An increase in condominium deconversions in the Chicago market has raised important questions for many condominium owners and the association board members. Do the benefits of selling to an investor, who then converts the units to rentals, outweigh any obstacles? Are the owners getting a fair deal—and the best market value for their units?
While many deconversions provide significant benefits to the unit owners, the newness of the approach and the ambiguity in the law have left some condominium boards and investors searching for definition and direction. By examining each situation and carefully weighing the pros and cons, condominium associations can help guide unit owners toward a satisfactory outcome.
To learn more about the recent deconversion trend, register for the Deconstructing Deconversion Conference, which will be held on October 18th at the Montgomery Club in Chicago.
According to Avison Young research, there have been more than 20 large deconversions—also known as Section 15 deconversions—announced in Chicago over the past 24 months. These generally include buildings built from the 1960s through the 1980s in popular city neighborhoods such as Old Town, Lincoln Park and the Gold Coast.
The multifamily rental market has soared in Chicago and nationally since the Great Recession, as home ownership rates declined. In addition, higher construction costs, a limited availability of attractive sites and other factors have limited new supply, particularly in prime neighborhoods. This environment has helped to fuel the deconversion market.
While many deconversions can produce a 25 to 40 percent valuation premium per unit over an individual unit sale, there are some instances when a deconversion may not make sense. Board members should work with the appropriate professionals to carefully review the purchase offer and terms proposed. How broadly was the opportunity marketed to investors? How experienced is the investor in completing deconversions? How are the proceeds from the sale going to be distributed to individual condominium owners?
Board members should also look for a process that is open and transparent. There are legal requirements regarding meeting notices and voting, for example. Are the owners receiving detailed information about the potential sale and how it would be structured? Residents who do not trust in the process are much less likely to vote in favor of the sale.
From an investor’s standpoint, a building that is outside of the city’s prime rental neighborhoods might provide long-term challenges, due to its limited attractiveness to future renters. Also, newer buildings with high-end amenities or older ones with major structural defects might not be economically feasible.
There also are misperceptions to consider when debating the merits of a deconversion. A common one is that the owners will have to move out. It’s natural for owners to have a range of emotions about selling to an investor. Many are initially reluctant because they think they will need to relocate, forced out by the new buyer.
Oftentimes the individuals can rent back their unit from the investor after the sale. This is a win for everyone, as the condo seller gains a pricing premium, avoids any special assessments and can remain in the unit.
Another common misconception is that the unit owners have to sell quickly or take the first offer. However, there are many investors out there and each potential deal should be examined closely and over a reasonable time period.
In today’s market, many homeowner associations are working with real estate professionals who understand the investment process and can help expose the opportunity to a wider pool of buyers. This can generate a healthy level of competition that improves prices and terms. It also creates an environment where market value is thoroughly examined.

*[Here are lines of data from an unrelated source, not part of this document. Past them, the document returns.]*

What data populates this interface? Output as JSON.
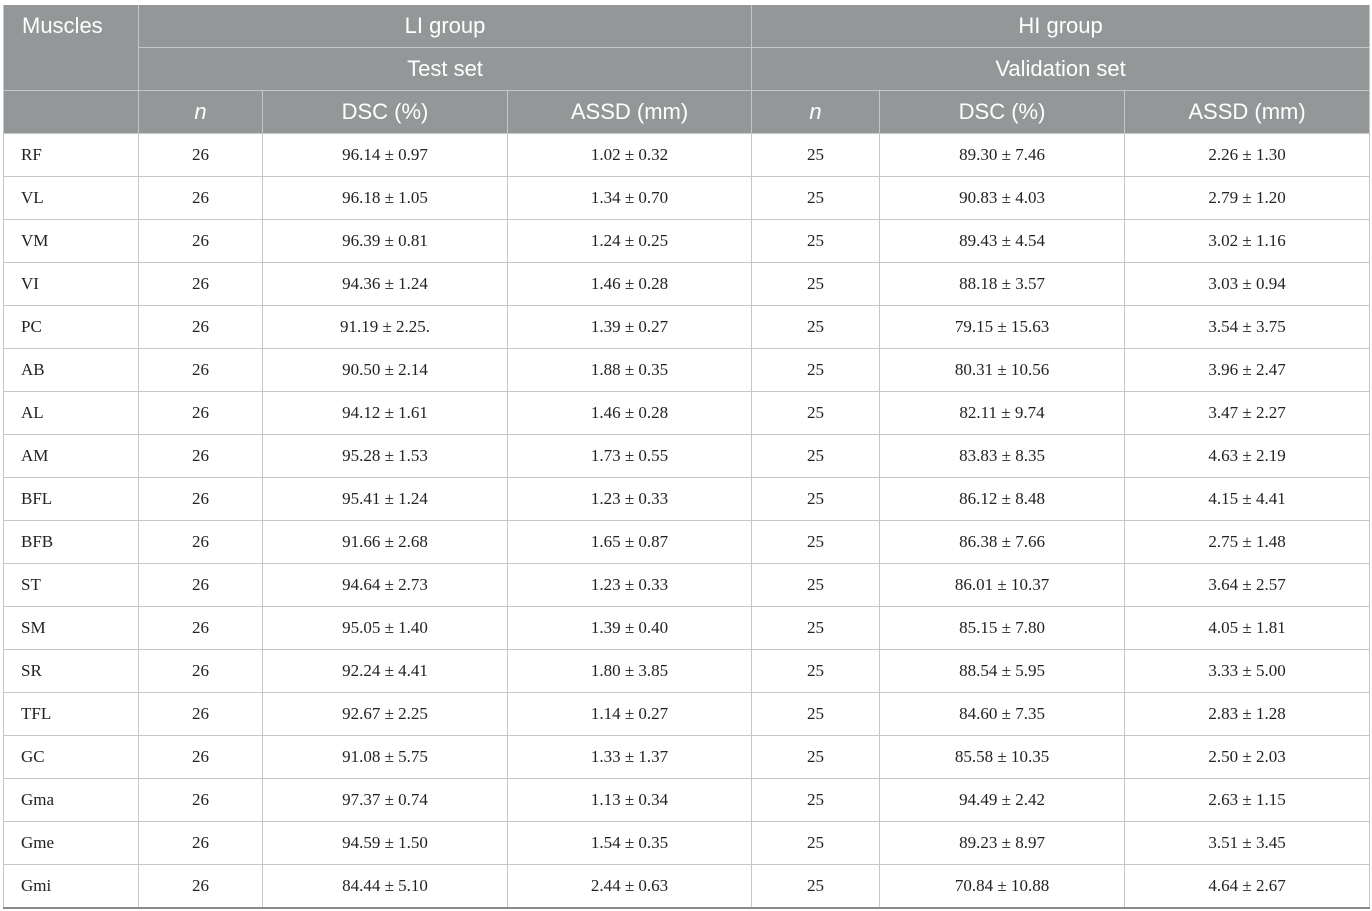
{
  "table": {
    "header": {
      "muscles": "Muscles",
      "group_li": "LI group",
      "group_hi": "HI group",
      "set_li": "Test set",
      "set_hi": "Validation set",
      "col_n": "n",
      "col_dsc": "DSC (%)",
      "col_assd": "ASSD (mm)"
    },
    "rows": [
      {
        "muscle": "RF",
        "li_n": "26",
        "li_dsc": "96.14 ± 0.97",
        "li_assd": "1.02 ± 0.32",
        "hi_n": "25",
        "hi_dsc": "89.30 ± 7.46",
        "hi_assd": "2.26 ± 1.30"
      },
      {
        "muscle": "VL",
        "li_n": "26",
        "li_dsc": "96.18 ± 1.05",
        "li_assd": "1.34 ± 0.70",
        "hi_n": "25",
        "hi_dsc": "90.83 ± 4.03",
        "hi_assd": "2.79 ± 1.20"
      },
      {
        "muscle": "VM",
        "li_n": "26",
        "li_dsc": "96.39 ± 0.81",
        "li_assd": "1.24 ± 0.25",
        "hi_n": "25",
        "hi_dsc": "89.43 ± 4.54",
        "hi_assd": "3.02 ± 1.16"
      },
      {
        "muscle": "VI",
        "li_n": "26",
        "li_dsc": "94.36 ± 1.24",
        "li_assd": "1.46 ± 0.28",
        "hi_n": "25",
        "hi_dsc": "88.18 ± 3.57",
        "hi_assd": "3.03 ± 0.94"
      },
      {
        "muscle": "PC",
        "li_n": "26",
        "li_dsc": "91.19 ± 2.25.",
        "li_assd": "1.39 ± 0.27",
        "hi_n": "25",
        "hi_dsc": "79.15 ± 15.63",
        "hi_assd": "3.54 ± 3.75"
      },
      {
        "muscle": "AB",
        "li_n": "26",
        "li_dsc": "90.50 ± 2.14",
        "li_assd": "1.88 ± 0.35",
        "hi_n": "25",
        "hi_dsc": "80.31 ± 10.56",
        "hi_assd": "3.96 ± 2.47"
      },
      {
        "muscle": "AL",
        "li_n": "26",
        "li_dsc": "94.12 ± 1.61",
        "li_assd": "1.46 ± 0.28",
        "hi_n": "25",
        "hi_dsc": "82.11 ± 9.74",
        "hi_assd": "3.47 ± 2.27"
      },
      {
        "muscle": "AM",
        "li_n": "26",
        "li_dsc": "95.28 ± 1.53",
        "li_assd": "1.73 ± 0.55",
        "hi_n": "25",
        "hi_dsc": "83.83 ± 8.35",
        "hi_assd": "4.63 ± 2.19"
      },
      {
        "muscle": "BFL",
        "li_n": "26",
        "li_dsc": "95.41 ± 1.24",
        "li_assd": "1.23 ± 0.33",
        "hi_n": "25",
        "hi_dsc": "86.12 ± 8.48",
        "hi_assd": "4.15 ± 4.41"
      },
      {
        "muscle": "BFB",
        "li_n": "26",
        "li_dsc": "91.66 ± 2.68",
        "li_assd": "1.65 ± 0.87",
        "hi_n": "25",
        "hi_dsc": "86.38 ± 7.66",
        "hi_assd": "2.75 ± 1.48"
      },
      {
        "muscle": "ST",
        "li_n": "26",
        "li_dsc": "94.64 ± 2.73",
        "li_assd": "1.23 ± 0.33",
        "hi_n": "25",
        "hi_dsc": "86.01 ± 10.37",
        "hi_assd": "3.64 ± 2.57"
      },
      {
        "muscle": "SM",
        "li_n": "26",
        "li_dsc": "95.05 ± 1.40",
        "li_assd": "1.39 ± 0.40",
        "hi_n": "25",
        "hi_dsc": "85.15 ± 7.80",
        "hi_assd": "4.05 ± 1.81"
      },
      {
        "muscle": "SR",
        "li_n": "26",
        "li_dsc": "92.24 ± 4.41",
        "li_assd": "1.80 ± 3.85",
        "hi_n": "25",
        "hi_dsc": "88.54 ± 5.95",
        "hi_assd": "3.33 ± 5.00"
      },
      {
        "muscle": "TFL",
        "li_n": "26",
        "li_dsc": "92.67 ± 2.25",
        "li_assd": "1.14 ± 0.27",
        "hi_n": "25",
        "hi_dsc": "84.60 ± 7.35",
        "hi_assd": "2.83 ± 1.28"
      },
      {
        "muscle": "GC",
        "li_n": "26",
        "li_dsc": "91.08 ± 5.75",
        "li_assd": "1.33 ± 1.37",
        "hi_n": "25",
        "hi_dsc": "85.58 ± 10.35",
        "hi_assd": "2.50 ± 2.03"
      },
      {
        "muscle": "Gma",
        "li_n": "26",
        "li_dsc": "97.37 ± 0.74",
        "li_assd": "1.13 ± 0.34",
        "hi_n": "25",
        "hi_dsc": "94.49 ± 2.42",
        "hi_assd": "2.63 ± 1.15"
      },
      {
        "muscle": "Gme",
        "li_n": "26",
        "li_dsc": "94.59 ± 1.50",
        "li_assd": "1.54 ± 0.35",
        "hi_n": "25",
        "hi_dsc": "89.23 ± 8.97",
        "hi_assd": "3.51 ± 3.45"
      },
      {
        "muscle": "Gmi",
        "li_n": "26",
        "li_dsc": "84.44 ± 5.10",
        "li_assd": "2.44 ± 0.63",
        "hi_n": "25",
        "hi_dsc": "70.84 ± 10.88",
        "hi_assd": "4.64 ± 2.67"
      }
    ]
  }
}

The condo deconversion process is a unique process that can provide significant advantages for owners of condominium units. By completing a deconversion sale and allowing an investor to take on deferred maintenance and building modernization, the owners typically receive a premium over what the unit might sell for in the individual unit market. The process can be complicated and filled with uncertainty, however, making it imperative that all parties examine the whole picture as they move through the process.
James Hanson is a Principal in Avison Young’s Chicago office. He has 28 years of capital markets experience, including over $5 billion of closed investment sale, financing, sale-leaseback, development capitalization and strategic advisory assignments.